* **Assignment**
In the entries that follow, find the word "name" and report each line it is on.

=== Section Start ===

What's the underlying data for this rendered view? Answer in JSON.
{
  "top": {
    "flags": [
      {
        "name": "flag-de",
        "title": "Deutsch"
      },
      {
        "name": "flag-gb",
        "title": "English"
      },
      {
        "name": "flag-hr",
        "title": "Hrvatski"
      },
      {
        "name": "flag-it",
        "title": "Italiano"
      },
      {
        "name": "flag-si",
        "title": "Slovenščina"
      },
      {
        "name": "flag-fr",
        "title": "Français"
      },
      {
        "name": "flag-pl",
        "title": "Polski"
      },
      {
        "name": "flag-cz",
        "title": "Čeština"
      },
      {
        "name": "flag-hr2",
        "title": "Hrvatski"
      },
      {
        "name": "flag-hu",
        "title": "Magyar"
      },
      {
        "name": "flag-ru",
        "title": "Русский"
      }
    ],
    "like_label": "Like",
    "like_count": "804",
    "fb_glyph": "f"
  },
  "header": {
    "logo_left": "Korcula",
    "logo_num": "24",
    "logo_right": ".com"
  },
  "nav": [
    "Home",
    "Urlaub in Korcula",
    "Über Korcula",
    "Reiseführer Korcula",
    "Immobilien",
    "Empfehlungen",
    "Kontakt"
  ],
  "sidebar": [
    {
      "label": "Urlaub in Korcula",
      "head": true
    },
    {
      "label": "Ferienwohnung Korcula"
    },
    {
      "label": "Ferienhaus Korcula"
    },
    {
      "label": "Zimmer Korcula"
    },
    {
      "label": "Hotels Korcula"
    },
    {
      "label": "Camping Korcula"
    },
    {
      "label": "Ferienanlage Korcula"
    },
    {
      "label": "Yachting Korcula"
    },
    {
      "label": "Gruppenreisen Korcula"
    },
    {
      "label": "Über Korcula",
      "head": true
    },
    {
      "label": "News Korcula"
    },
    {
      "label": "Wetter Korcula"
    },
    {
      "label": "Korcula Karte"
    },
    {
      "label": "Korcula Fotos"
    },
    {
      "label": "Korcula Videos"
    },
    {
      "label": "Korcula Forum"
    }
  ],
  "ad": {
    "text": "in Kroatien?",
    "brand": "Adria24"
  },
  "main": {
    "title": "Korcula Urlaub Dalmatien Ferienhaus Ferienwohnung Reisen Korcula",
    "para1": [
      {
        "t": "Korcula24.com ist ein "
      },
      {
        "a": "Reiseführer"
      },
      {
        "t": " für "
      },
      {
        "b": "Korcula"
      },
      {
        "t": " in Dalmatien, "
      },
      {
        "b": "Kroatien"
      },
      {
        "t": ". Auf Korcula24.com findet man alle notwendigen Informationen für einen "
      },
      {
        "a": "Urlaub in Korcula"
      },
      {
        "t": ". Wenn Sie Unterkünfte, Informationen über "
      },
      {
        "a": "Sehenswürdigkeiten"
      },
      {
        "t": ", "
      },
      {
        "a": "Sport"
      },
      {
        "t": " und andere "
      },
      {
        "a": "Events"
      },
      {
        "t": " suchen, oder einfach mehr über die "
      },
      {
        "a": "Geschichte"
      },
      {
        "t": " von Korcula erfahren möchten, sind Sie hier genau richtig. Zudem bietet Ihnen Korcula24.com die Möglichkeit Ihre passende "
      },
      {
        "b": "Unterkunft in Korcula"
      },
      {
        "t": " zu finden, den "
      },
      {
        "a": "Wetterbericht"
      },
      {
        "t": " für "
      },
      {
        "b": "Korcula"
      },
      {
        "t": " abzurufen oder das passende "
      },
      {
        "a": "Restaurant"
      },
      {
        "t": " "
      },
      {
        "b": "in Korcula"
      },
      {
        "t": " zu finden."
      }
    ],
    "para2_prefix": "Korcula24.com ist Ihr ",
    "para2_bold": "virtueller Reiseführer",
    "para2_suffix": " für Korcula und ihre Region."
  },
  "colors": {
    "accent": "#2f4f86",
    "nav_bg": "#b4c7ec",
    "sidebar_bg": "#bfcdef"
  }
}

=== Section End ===

* **Output for this exercise**
        "name": "flag-de",
        "name": "flag-gb",
        "name": "flag-hr",
        "name": "flag-it",
        "name": "flag-si",
        "name": "flag-fr",
        "name": "flag-pl",
        "name": "flag-cz",
        "name": "flag-hr2",
        "name": "flag-hu",
        "name": "flag-ru",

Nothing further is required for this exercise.